Q&A: Vulture funds waiting in the wings to snap up poor-performing loans

Q&A: Vulture funds waiting in the wings to snap up poor-performing loans

Irish Examiner Question and Answer

Vulture funds waiting in the wings to snap up poor-performing loans

By Joe Leogue Wednesday, August 15, 2018 – 12:00 AM

Why are the banks selling off loans?

Banks are struggling with non-performing loans, particularly mortgages.

The European Central Bank is looking to the banks to clear their books of non-performing loans.

Which is where investment or “vulture” funds come in.

What is a vulture fund?

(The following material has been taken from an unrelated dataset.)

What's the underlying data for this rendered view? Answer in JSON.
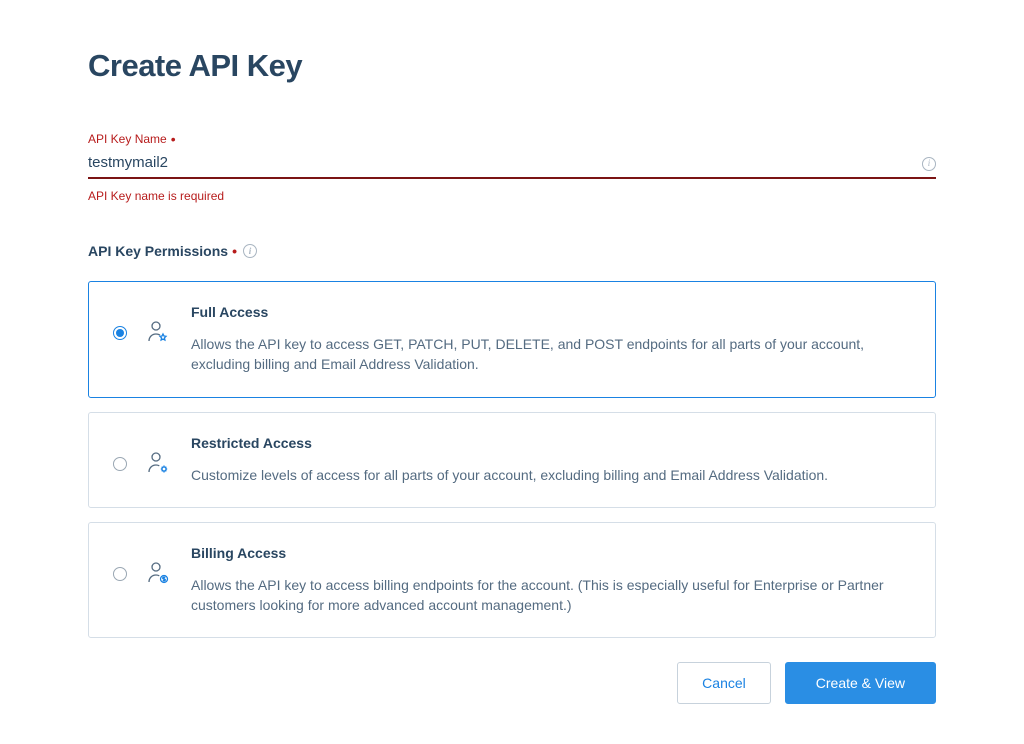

These are private equity firms and hedge funds that look to snap up non-performing or distressed loans off the banks at discounted prices, and then turn them around for a profit.

Even though they buy at a discount, these vulture funds are attractive prospects for the banks as they can clear non-performing loans off their books.

So, what are people’s problems with vulture funds?

The vulture funds are not typically in the game for the long haul. There is a fear that if mortgage-holders cannot meet the repayment requirements demanded by these firms, the vulture funds are more likely to trigger repossession proceedings.

Rising house prices only contributes to this fear.

Critics of vulture funds say they will see a better and faster return on their investment by evicting the houseowners and selling on the property.

All these reports indicate that thousands of mortgages have been sold on in all these deals. How do I know if mine is included?

Your bank should write to you to let you know.

Will the vulture fund be expected to conduct its business in the same manner as my bank?

This is a source of debate.

Fianna Fáil has introduced the Consumer Protection (Regulation of Credit Servicing Firms) Bill in the hope of regulating vulture funds.

They argue this prompts the need for greater regulatory reach as provided in their bill.

Speaking about that bill last March, Finance Minister Paschal Donohoe sought to reassure mortgage holders.

“They still have the same rights and obligations as they had before the sale,” he said.

However, David Hall, CEO of the Irish Mortgage Holders Organisation says that the Central Bank’s code of conduct is not binding.

The High Court and Supreme Court have ruled this is a voluntary code,” he said.